    SD-WAN offers an escape from that bringing agility and cost efficiencies to IT networking. The SD-WAN connects locations with several Internet connections, aggregating them together with an encrypted overlay. Policies, application-aware routing, and dynamic link assessment in the overlay allow for the optimum use of the underlying Internet connections.
    Ultimately, SD-WAN delivers the right performance and uptime characteristics by taking advantage of the inexpensive public Internet with the security and availability needed by the enterprise.

  • What are the limitations of SD-WAN?

    Lack of a global backbone: SD-WAN appliances sit atop the underlying network infrastructure. This means the need for a performant and reliable network backbone is left unaddressed by SD-WAN appliances alone.
    Lack of advanced security features: SD-WAN appliances help address many modern networking use cases, but don’t help with security requirements. As a result, enterprises often need to manage a patchwork of security and networking appliances from different vendors (Like CASBs) to meet their needs. This in turn leads to increased network cost and complexity as each appliance must be sourced, provisioned, and managed by in-house IT or an MSP.

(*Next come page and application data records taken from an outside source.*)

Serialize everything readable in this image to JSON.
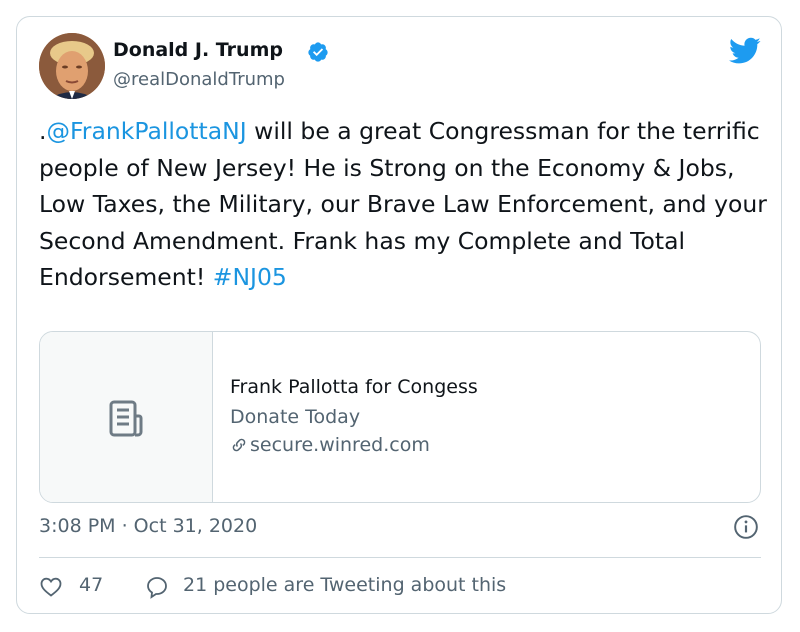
{
  "author": {
    "name": "Donald J. Trump",
    "handle": "@realDonaldTrump",
    "verified": true
  },
  "tweet": {
    "prefix": ".",
    "mention": "@FrankPallottaNJ",
    "body": " will be a great Congressman for the terrific people of New Jersey! He is Strong on the Economy & Jobs, Low Taxes, the Military, our Brave Law Enforcement, and your Second Amendment. Frank has my Complete and Total Endorsement! ",
    "hashtag": "#NJ05"
  },
  "link_card": {
    "title": "Frank Pallotta for Congess",
    "description": "Donate Today",
    "url": "secure.winred.com",
    "thumbnail_icon": "document-icon"
  },
  "meta": {
    "timestamp": "3:08 PM · Oct 31, 2020"
  },
  "actions": {
    "likes": "47",
    "tweeting_text": "21 people are Tweeting about this"
  },
  "colors": {
    "link": "#1b95e0",
    "verified": "#1d9bf0",
    "muted": "#536471",
    "border": "#cfd9de"
  },
  "icons": [
    "verified-badge-icon",
    "twitter-bird-icon",
    "document-icon",
    "link-icon",
    "info-icon",
    "heart-icon",
    "speech-bubble-icon"
  ]
}
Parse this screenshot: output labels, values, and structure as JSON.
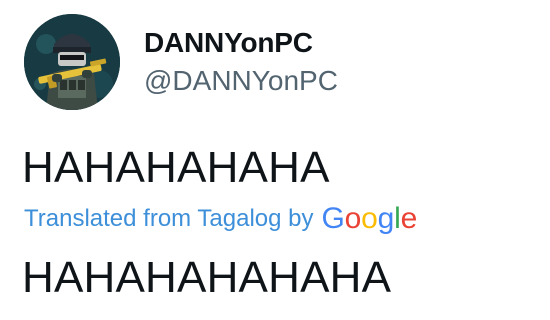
{
  "tweet": {
    "author": {
      "display_name": "DANNYonPC",
      "handle": "@DANNYonPC",
      "avatar_icon": "soldier-avatar"
    },
    "original_text": "HAHAHAHAHA",
    "translation": {
      "label": "Translated from Tagalog by",
      "provider_logo_text": "Google",
      "text": "HAHAHAHAHAHA"
    }
  },
  "colors": {
    "link_blue": "#3d8fd9",
    "secondary_text": "#536471",
    "primary_text": "#0f1419",
    "google_blue": "#4285F4",
    "google_red": "#EA4335",
    "google_yellow": "#FBBC05",
    "google_green": "#34A853"
  }
}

    No support for the mobile workforce: By design, SD-WAN appliances are built for site-to-site connectivity. Securely connecting mobile users is left unaddressed by SD-WAN appliances.